African American Identity & Everyday Life: Books for High School

Teen Specialists Staff Image

Teens in grades 9-12 can gain confidence and joy in seeing themselves and those around them represented in books. The following stories present African American teens as leading characters. Caregivers and educators can encourage reading books with racially diverse characters by offering these and other titles on class reading lists, in a shared reading space, and through conversations.

Home and Away

Tasia Quirk is a senior with great friends and a supportive family, and she even plays football as the only girl on her private high school’s team. A mystery surrounding her mother makes Tasia wonder about her identity, leading her on a journey to unravel the lies that have taken over her life.

If It Makes You Happy

When Winnie is crowned Summer Queen in the small town of Misty Haven, she has to balance her new responsibilities with her friendships, a new romance and her job at her granny’s diner. You can also check out this title as eBook on OverDrive/Libby.

The Revolution of Birdie Randolph

Sixteen-year-old Dove “Birdie” Randolph’s close bond with her parents is threatened by a family secret, and by hiding her relationship with Booker, who has been in juvenile detention. You can also check out this title as eBook on Overdrive/Libby.


An honors student at Jefferson Academy, seventeen-year-old Keira enjoys developing and playing Slay, a secret, multiplayer online role-playing game celebrating black culture, until the two worlds collide. You can also check out this title as eAudio on Overdrive/Libby or as eBook on Overdrive/Libby.


When a rising star of the local music scene is discovered dead over her turntables, the two girls who found her are torn between grief for the deceased and hatred for each other. But when the lack of obvious suspects stalls the investigation, the two girls unite, determined to find out who murdered their friend. You can also check out this title as eBook on Overdrive/Libby or as eAudio on Hoopla.

Tyler Johnson Was Here

Twins Marvin and Tyler Johnson know that the police are often not on their side – they’ve seen it first hand, getting a gun drawn on them as bystanders to a police chase, and later at a house party, after a shooting breaks out. In the confusion, Marvin loses track of his brother. Later, his body is found, shot, and police attribute his death to gang violence. But that’s not the truth – a cop killed Tyler and a video exists proving it. Marvin and his family struggle to survive this trauma and the trauma of being Black in America. You can also check out this title as eAudio on Overdrive/Libby or as eBook on Overdrive/Libby.

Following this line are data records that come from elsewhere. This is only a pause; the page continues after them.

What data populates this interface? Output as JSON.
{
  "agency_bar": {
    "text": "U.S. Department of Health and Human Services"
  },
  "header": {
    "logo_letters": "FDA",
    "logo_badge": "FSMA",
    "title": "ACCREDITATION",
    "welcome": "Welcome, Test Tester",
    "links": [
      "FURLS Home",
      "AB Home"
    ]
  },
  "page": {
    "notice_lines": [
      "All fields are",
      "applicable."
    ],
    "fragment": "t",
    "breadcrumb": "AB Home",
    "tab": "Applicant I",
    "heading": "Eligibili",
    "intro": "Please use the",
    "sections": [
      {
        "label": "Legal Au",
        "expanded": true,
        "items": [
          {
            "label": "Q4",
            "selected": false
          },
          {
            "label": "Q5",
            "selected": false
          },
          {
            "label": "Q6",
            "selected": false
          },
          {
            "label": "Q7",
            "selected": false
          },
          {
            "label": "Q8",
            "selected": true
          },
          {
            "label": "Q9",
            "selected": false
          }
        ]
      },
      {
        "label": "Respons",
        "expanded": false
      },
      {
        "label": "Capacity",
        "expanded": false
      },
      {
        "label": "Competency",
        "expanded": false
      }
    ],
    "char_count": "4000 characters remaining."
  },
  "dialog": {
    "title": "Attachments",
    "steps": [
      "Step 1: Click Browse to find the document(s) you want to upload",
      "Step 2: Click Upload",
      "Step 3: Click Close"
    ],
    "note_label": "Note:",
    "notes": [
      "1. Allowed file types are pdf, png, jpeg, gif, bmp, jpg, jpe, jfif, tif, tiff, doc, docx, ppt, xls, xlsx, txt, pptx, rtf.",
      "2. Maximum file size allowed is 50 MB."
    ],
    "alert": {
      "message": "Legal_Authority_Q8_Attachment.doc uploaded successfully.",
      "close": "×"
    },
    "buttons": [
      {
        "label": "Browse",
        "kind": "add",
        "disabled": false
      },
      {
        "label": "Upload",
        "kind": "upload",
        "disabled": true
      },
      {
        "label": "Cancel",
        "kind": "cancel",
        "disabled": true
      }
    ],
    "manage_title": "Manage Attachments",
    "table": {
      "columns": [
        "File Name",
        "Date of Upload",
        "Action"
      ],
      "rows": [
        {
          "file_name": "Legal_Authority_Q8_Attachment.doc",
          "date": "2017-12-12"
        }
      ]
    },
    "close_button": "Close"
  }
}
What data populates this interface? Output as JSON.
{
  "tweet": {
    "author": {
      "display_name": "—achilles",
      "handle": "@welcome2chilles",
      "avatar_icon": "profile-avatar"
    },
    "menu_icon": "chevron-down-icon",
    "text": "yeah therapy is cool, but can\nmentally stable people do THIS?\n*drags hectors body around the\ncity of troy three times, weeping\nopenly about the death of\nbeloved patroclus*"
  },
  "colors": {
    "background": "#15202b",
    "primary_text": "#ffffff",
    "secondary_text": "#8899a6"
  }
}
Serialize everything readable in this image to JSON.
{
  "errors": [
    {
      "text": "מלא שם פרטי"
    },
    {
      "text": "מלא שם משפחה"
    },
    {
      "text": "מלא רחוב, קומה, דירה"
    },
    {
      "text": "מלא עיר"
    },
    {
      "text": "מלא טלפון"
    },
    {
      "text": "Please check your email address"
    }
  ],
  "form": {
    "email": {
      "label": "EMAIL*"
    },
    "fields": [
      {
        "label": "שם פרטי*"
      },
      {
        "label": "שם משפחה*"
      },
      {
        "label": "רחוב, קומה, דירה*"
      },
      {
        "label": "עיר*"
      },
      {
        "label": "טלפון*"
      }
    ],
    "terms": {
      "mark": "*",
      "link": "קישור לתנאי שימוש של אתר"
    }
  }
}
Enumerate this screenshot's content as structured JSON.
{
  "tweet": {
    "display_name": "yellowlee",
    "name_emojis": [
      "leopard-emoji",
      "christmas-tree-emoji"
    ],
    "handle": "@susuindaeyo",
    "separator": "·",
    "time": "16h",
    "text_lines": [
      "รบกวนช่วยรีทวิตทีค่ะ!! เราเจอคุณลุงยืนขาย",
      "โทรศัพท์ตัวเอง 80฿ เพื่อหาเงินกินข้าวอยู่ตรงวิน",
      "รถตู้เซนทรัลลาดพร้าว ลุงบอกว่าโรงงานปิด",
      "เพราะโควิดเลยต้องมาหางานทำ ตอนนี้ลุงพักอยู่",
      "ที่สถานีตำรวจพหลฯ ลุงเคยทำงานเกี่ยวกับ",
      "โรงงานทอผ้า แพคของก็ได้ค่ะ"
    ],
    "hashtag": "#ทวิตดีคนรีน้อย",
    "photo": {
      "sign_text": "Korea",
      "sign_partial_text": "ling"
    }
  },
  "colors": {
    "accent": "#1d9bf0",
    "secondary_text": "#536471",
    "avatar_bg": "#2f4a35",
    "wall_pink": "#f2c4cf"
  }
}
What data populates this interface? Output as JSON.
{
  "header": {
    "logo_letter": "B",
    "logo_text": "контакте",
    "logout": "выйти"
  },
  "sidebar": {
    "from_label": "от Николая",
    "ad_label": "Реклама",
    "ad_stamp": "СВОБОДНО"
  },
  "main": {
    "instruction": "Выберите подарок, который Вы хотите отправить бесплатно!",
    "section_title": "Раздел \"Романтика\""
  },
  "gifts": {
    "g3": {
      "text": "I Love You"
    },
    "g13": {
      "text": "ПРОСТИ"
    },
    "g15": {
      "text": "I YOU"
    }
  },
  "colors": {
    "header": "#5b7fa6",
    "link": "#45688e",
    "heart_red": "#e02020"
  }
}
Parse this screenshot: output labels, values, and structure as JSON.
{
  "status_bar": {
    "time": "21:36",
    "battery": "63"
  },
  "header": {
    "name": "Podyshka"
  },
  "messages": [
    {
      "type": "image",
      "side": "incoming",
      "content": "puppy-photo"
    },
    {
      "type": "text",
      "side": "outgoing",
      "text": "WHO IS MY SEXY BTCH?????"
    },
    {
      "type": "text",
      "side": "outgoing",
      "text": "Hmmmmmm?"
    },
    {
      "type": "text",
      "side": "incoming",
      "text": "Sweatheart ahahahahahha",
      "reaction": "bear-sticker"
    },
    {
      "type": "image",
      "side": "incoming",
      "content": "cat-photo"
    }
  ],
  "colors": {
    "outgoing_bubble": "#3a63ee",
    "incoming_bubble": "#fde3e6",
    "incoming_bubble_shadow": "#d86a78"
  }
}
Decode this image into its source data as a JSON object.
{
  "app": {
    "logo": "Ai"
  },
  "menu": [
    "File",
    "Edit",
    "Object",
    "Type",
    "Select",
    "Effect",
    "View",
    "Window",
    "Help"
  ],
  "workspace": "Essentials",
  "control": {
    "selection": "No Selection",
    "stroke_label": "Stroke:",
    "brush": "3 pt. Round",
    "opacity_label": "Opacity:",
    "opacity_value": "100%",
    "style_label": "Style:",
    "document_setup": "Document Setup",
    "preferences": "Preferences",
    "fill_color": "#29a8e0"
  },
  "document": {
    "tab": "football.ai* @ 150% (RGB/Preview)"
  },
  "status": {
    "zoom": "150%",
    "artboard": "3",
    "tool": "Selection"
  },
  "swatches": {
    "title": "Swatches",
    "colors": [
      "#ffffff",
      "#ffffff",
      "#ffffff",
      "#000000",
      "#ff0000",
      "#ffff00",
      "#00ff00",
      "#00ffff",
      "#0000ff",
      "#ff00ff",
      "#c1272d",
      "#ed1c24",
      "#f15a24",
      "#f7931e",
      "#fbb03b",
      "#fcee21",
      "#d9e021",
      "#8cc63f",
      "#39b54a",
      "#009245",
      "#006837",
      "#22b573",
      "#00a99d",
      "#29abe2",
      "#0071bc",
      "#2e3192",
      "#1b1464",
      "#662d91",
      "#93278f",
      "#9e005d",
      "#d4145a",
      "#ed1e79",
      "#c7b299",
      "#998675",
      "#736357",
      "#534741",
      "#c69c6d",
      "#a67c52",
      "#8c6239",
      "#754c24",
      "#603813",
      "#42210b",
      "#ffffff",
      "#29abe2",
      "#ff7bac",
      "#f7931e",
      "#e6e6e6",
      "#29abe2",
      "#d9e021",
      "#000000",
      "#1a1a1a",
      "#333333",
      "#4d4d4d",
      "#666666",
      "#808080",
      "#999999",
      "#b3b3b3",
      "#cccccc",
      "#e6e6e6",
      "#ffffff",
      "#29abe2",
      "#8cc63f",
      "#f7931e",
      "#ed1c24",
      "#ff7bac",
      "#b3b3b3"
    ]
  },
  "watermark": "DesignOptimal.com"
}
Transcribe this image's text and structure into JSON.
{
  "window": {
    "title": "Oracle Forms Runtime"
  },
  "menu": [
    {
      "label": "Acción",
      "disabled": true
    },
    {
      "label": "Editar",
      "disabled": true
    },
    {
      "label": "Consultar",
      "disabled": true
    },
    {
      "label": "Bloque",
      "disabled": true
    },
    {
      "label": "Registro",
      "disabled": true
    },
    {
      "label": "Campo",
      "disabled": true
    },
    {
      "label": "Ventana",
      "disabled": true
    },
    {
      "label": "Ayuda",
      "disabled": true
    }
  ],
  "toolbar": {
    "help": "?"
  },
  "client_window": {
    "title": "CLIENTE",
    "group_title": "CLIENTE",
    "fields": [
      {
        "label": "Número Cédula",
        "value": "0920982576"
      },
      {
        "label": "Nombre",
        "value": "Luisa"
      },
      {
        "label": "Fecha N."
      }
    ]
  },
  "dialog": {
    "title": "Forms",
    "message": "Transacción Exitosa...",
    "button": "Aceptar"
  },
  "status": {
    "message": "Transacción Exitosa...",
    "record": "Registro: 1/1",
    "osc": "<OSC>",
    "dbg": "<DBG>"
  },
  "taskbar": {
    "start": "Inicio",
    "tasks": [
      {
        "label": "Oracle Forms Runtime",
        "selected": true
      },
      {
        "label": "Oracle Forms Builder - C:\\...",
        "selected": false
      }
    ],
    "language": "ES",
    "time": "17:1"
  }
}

The Voice in My Head

A dysfunctional family sets off on a road trip after God speaks directly to one of them, promising Indigo that the trip will cure her terminally ill twin sister Violet.